“At a time when many Americans are demoralized about politics and have given up on the political process, I think it's imperative that we have as many debates as possible — certainly more than six," he said. "I look forward to working with the DNC to see if we can significantly expand the proposed debate schedule."


The DNC announced Thursday it would hold six debates spanning from October to March, with one each in the early-voting states of Iowa, New Hampshire, South Carolina and Nevada.

There were more than 20 Democratic primary debates in the run-up to the 2008 election.

Sanders has been drawing huge crowds on the campaign trail and has pulled close to front-runner Hillary Clinton in Iowa and New Hampshire polls.

Clinton still remains the heavy favorite and leads nationally by more than 30 points. 

The debates could be the best chance Sanders has to close that gap.

Former Maryland Gov. Martin O’Malley is similarly looking for more traction in the fight for the Democratic nomination. 

On Thursday, he lashed out at the DNC, accusing the national party of “facilitating a coronation” for Clinton by “rigging the process and cutting off debate.”

The Daily Beast reported that O’Malley and Sanders both lobbied the DNC for more debates, while Clinton lobbied for fewer.

“We believe that six debates will give plenty of opportunity for the candidates to be seen side-by-side,” DNC spokeswoman Holly Shulman said in a statement. “I’m sure there will be lots of other forums for the candidates to make their case to voters, and that they will make the most out of every opportunity.”

So far, there are five top-tier Democrats running for president.

In addition to Clinton, Sanders and O’Malley, former Sen. Jim Webb (Va.) and former Rhode Island Gov. Lincoln Chafee have launched bids for the nomination.

Vice President Biden is still considering a run.

According to DNC rules, candidates must be polling at 1 percent or more in three national polls in the six weeks leading up to the debate.

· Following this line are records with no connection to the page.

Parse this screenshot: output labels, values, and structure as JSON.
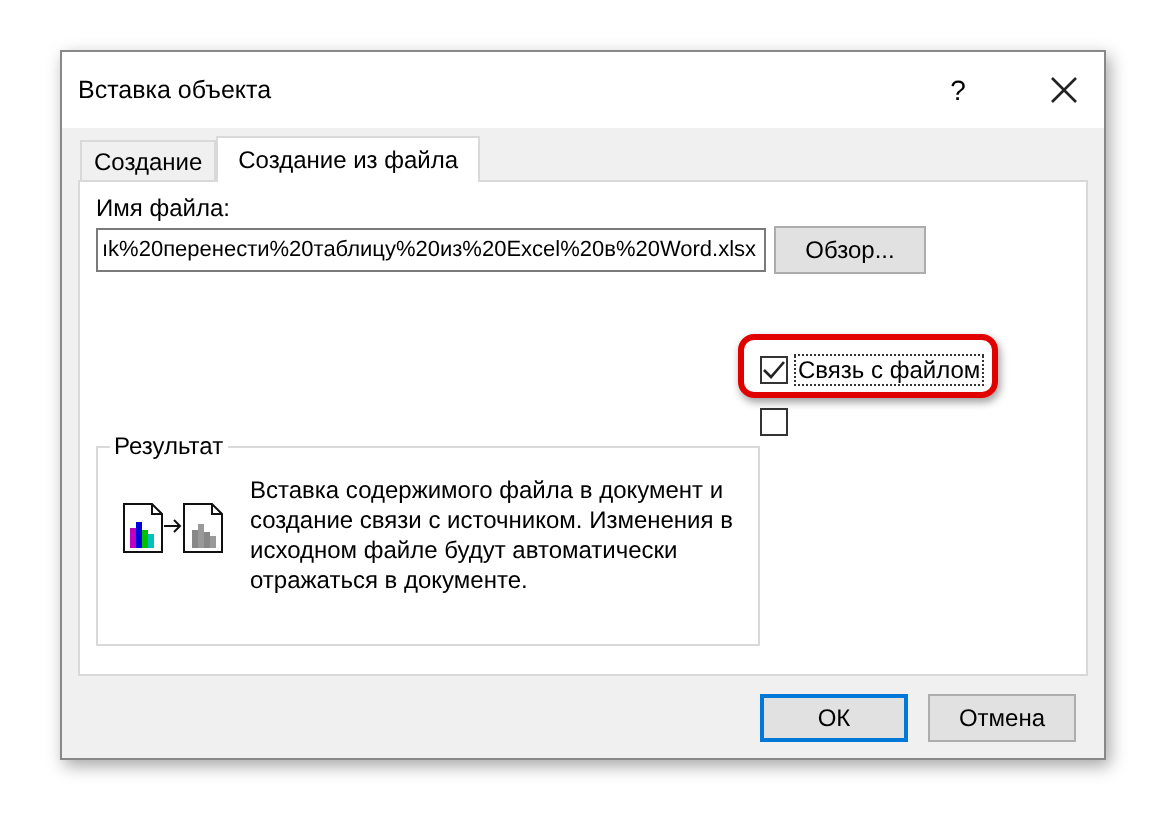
{
  "window": {
    "title": "Вставка объекта",
    "help": "?"
  },
  "tabs": [
    {
      "label": "Создание",
      "selected": false
    },
    {
      "label": "Создание из файла",
      "selected": true
    }
  ],
  "file_name": {
    "label": "Имя файла:",
    "value": "ık%20перенести%20таблицу%20из%20Excel%20в%20Word.xlsx"
  },
  "browse_button": "Обзор...",
  "checkboxes": [
    {
      "label": "Связь с файлом",
      "checked": true,
      "highlighted": true
    },
    {
      "checked": false,
      "highlighted": false
    }
  ],
  "result": {
    "title": "Результат",
    "text": "Вставка содержимого файла в документ и создание связи с источником.  Изменения в исходном файле будут автоматически отражаться в документе."
  },
  "buttons": [
    {
      "label": "ОК",
      "default": true
    },
    {
      "label": "Отмена",
      "default": false
    }
  ]
}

According to that criteria, only Chafee is at risk of getting left out of the first debate.

Republicans have a much larger field of candidates and will be holding nine debates beginning Thursday and going into March.